In a lost final scene dropped from 1944’s Double Indemnity, Edward G. Robinson’s insurance investigator stands by as his friend, played by Fred MacMurray, is put to death at San Quentin prison. “It was definitely shot,” reveals James Ursini, a coauthor of a new book on the classic thriller, which also starred Barbara Stanwyck.

“It sounds like a wonderful scene and a powerful one.” Director and script co-writer Billy Wilder feared that an execution would be a step too far for a film that was already pushing the boundaries of what audiences expected.

Based on a real-life murder case, Double Indemnity starred Barbara as an alluring temptress who plots with a stranger to kill her husband and collect on his life insurance policy. “The standards of the day did not favor dark visions,” explains Alain Silver, coauthor with Ursini of From the Moment They Met It Was Murder: Double Indemnity and the Rise of Film Noir. “The film embraced this concept of disenchantment with the world and American society.”

Barbara and Fred both had serious doubts about playing killers — but the gamble paid off. “In her autobiography, she said it was the part everyone always asked her about and the most important role she ever played,” says Ursini, who adds that Double Indemnity also led to more dramatic parts for Fred, who hadn’t been Wilder’s first choice for Walter.

Alan Ladd, James Cagney, Spencer Tracy, Gregory Peck and Fredric March all turned down the part first. Wilder only began courting Fred after George Raft, best known for his mobster films, turned it down. “Ultimately, when he ended up with Fred, it turned out to be perfect casting,” says Silver. Fred agreed: “I never dreamed it would be the best picture I ever made,” he said.

Dark Times
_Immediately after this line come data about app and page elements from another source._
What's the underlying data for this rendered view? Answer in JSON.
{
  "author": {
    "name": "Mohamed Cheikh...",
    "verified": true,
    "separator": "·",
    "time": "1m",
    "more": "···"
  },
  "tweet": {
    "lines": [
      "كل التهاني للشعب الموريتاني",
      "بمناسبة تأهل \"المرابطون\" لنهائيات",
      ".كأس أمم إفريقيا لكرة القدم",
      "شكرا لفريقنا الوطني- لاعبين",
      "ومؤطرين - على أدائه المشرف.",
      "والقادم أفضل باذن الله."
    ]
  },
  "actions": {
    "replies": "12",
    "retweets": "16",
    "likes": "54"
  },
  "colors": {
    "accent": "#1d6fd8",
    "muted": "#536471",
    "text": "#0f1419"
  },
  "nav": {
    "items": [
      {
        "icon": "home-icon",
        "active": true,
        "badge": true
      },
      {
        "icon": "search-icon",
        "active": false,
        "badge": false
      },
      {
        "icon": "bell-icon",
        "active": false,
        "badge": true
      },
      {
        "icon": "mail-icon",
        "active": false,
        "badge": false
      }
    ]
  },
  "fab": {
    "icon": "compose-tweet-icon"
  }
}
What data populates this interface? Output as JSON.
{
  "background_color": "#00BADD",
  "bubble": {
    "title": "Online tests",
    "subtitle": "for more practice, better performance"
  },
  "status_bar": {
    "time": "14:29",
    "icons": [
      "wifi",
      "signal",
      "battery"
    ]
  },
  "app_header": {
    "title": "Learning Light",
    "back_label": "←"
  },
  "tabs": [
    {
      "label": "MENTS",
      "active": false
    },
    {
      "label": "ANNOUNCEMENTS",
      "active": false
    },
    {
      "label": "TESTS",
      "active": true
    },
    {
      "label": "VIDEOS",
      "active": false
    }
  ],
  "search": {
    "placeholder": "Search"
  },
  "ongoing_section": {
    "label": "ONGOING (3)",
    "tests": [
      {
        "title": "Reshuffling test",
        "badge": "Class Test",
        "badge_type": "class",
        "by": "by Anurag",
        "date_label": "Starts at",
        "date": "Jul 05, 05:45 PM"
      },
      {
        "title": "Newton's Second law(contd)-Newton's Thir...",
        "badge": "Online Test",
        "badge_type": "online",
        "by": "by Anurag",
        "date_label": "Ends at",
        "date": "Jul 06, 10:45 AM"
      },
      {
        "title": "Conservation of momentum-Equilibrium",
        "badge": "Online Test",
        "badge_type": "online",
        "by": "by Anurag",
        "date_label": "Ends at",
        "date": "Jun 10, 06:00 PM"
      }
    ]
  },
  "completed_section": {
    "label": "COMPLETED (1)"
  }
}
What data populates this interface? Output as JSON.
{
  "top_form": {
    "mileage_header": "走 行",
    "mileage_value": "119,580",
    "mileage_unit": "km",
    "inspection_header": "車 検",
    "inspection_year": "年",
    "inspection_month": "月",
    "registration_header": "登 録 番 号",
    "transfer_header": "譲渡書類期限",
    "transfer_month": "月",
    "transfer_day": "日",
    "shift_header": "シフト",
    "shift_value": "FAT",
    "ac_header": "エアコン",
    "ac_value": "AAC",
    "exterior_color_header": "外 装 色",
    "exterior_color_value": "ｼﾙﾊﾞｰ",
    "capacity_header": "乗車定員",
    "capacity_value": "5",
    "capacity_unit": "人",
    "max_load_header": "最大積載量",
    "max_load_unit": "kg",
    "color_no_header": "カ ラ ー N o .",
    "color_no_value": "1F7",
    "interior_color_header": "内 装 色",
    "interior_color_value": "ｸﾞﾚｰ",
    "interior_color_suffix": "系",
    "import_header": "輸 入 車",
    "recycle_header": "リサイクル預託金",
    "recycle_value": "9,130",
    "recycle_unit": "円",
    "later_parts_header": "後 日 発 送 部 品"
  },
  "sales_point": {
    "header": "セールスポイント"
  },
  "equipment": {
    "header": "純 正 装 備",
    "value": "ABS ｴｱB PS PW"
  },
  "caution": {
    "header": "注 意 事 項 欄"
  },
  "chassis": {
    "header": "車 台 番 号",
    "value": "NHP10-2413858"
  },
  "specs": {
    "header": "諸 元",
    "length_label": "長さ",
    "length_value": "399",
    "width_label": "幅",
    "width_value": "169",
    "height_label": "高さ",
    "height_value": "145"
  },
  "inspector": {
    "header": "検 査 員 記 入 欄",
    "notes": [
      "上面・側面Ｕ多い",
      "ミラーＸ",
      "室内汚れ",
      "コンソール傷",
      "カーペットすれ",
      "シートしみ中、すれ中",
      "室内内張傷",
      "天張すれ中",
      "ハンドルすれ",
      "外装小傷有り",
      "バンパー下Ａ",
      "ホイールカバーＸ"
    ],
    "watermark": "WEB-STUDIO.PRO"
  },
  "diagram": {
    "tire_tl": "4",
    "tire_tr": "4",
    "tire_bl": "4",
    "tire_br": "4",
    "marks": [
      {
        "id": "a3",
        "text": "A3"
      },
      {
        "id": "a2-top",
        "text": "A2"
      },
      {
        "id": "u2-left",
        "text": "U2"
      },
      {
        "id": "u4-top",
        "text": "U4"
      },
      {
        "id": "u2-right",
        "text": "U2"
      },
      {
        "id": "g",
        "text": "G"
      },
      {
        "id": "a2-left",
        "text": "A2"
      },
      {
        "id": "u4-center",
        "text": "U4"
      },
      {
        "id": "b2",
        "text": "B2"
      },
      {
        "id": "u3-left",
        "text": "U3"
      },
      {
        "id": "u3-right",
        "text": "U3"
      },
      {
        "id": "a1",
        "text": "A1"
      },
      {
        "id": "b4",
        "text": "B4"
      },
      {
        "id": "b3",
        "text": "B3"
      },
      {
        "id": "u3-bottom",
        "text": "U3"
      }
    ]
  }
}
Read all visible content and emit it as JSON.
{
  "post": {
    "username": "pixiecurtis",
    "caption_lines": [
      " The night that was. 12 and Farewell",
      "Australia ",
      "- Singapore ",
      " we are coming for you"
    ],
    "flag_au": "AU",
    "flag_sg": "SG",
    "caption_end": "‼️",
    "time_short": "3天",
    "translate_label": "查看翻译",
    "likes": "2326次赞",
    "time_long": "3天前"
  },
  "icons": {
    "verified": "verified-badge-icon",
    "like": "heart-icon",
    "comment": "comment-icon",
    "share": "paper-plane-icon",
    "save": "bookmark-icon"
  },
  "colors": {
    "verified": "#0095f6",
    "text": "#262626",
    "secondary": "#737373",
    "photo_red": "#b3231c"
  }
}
Today’s film audiences have seen amoral protagonists, corrupt world outlooks, and endings where justice is not served, but times were different when Double Indemnity premiered 80 years ago. “The 1940s were not a cynical age, but this film was more cutting-edge than anything produced at that time,” says Ursini. “It cynically plays into the idea of the American Dream. She wants money; he wants women and money.” But by the closing credits, neither gets their desire.

Double Indemnity became a hit, but it was not without its critics. Singer Kate Smith launched a public campaign urging audiences to stay away from the film on moral grounds. In many ways, Double Indemnity was a product of changing times. “Veterans were coming home from the war, having experienced the trauma of war,” says Ursini, explaining that this ugliness made audiences more receptive to flawed heroes and cynical storylines.

Change, however, never happens in a flash. Although Double Indemnity was nominated for seven Oscars, including Best Picture, Best Director and Best Actress for Barbara, it went home empty-handed after the musical comedy Going My Way enjoyed a winning streak. Double Indemnity would, however, become highly influential to future generations of filmmakers and movie lovers. “It opened the floodgates,” says Ursini. “Film noir continued to be revised throughout the next generations. That’s part of the reason that Double Indemnity lives on.”